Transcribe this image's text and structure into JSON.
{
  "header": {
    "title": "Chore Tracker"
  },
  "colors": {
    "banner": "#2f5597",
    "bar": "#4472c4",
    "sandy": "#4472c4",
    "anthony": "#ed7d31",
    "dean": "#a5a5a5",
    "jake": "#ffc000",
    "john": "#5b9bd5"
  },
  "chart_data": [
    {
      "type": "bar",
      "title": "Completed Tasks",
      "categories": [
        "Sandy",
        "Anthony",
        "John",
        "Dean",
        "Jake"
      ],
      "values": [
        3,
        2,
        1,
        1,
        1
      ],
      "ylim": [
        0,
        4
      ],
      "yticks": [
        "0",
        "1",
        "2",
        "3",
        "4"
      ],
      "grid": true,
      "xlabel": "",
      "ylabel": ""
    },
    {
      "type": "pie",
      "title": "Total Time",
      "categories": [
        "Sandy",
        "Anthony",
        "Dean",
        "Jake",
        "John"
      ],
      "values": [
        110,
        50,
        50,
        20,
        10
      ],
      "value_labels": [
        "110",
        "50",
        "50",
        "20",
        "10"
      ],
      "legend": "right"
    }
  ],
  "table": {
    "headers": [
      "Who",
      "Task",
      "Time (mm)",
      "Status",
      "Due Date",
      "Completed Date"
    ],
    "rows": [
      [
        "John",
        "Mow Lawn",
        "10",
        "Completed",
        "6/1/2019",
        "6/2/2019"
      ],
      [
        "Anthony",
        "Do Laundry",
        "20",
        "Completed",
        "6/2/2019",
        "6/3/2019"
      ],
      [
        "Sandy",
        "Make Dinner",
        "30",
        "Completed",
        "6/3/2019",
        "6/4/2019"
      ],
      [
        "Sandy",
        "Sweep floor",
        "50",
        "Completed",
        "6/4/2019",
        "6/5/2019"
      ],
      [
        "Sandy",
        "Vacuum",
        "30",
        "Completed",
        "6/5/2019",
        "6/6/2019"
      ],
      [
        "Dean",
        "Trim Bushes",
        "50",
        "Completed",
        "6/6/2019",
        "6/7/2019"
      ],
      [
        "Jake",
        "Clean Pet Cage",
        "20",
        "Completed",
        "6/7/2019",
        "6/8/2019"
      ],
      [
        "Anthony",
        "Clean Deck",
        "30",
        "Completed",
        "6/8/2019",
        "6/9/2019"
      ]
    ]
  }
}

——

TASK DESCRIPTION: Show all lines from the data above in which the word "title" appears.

ANSWER BELOW:
    "title": "Chore Tracker"
      "title": "Completed Tasks",
      "title": "Total Time",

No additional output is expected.